* Required work:
The lines needed are those below that contain the word "this"; copy each one.

(Saved entries)
▬▬▬▬▬▬

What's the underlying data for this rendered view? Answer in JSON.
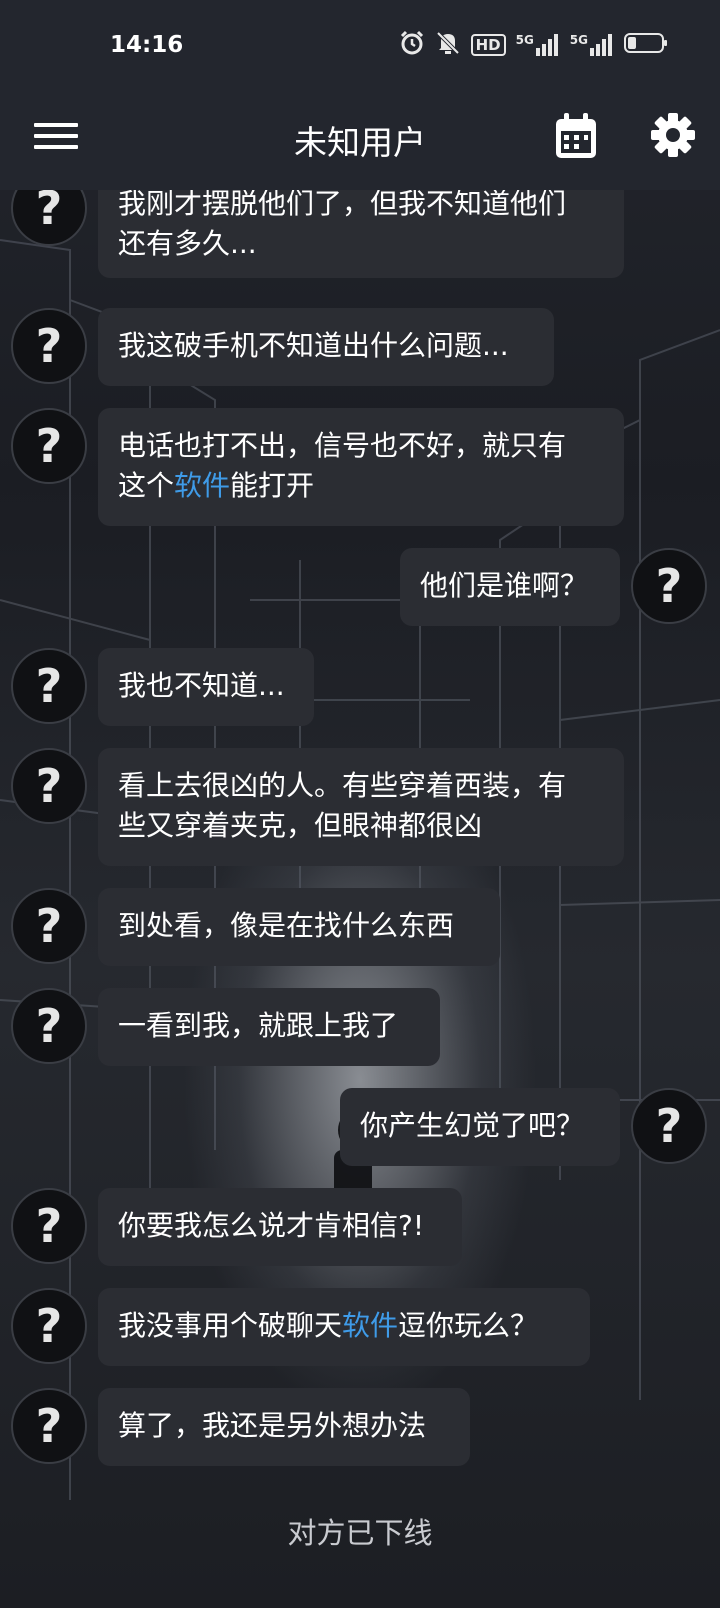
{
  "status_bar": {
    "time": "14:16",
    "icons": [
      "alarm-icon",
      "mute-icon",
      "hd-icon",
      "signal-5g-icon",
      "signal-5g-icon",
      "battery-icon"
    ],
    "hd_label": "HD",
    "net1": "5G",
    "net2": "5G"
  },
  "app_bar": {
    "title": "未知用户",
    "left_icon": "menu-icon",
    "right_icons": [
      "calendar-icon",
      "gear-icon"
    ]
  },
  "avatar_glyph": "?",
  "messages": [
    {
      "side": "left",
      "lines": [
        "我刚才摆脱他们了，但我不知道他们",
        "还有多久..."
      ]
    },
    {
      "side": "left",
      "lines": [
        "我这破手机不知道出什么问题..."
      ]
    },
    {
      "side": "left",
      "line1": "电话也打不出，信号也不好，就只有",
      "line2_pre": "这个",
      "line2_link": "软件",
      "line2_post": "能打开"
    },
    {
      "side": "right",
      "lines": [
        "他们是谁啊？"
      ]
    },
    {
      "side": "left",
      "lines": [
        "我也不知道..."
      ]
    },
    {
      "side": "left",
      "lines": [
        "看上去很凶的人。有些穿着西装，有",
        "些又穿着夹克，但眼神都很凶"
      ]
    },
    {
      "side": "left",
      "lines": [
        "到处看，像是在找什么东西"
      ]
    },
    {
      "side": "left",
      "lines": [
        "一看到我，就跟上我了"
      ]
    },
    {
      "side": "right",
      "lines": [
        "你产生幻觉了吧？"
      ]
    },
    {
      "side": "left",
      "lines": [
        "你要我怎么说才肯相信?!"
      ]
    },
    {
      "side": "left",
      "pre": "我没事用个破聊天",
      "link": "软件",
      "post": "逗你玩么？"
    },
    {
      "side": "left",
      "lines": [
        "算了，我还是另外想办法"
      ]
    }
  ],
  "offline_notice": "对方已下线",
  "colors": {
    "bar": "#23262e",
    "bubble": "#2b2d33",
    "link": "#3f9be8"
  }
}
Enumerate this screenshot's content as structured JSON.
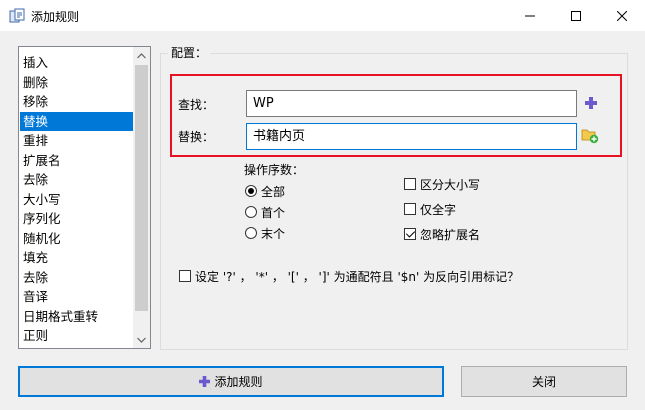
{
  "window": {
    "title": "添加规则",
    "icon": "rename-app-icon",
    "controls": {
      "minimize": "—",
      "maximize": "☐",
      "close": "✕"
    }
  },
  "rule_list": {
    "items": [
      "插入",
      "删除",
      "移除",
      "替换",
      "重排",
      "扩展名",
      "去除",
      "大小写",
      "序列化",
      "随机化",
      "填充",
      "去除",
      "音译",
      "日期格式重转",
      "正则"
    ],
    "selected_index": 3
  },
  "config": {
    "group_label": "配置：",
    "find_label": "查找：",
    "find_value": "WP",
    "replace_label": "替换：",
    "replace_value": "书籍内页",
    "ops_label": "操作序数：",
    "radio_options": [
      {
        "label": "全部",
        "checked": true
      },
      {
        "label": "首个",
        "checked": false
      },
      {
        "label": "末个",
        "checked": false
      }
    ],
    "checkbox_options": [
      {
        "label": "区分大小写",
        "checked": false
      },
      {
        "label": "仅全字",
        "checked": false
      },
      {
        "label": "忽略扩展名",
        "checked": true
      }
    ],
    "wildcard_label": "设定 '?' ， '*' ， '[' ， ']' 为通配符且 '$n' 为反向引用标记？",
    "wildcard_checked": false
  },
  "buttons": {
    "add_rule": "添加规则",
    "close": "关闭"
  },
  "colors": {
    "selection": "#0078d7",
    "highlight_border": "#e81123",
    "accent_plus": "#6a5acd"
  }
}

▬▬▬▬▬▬

* Written answer:
What's the underlying data for this rendered view? Answer in JSON.
Enumerate this screenshot's content as structured JSON.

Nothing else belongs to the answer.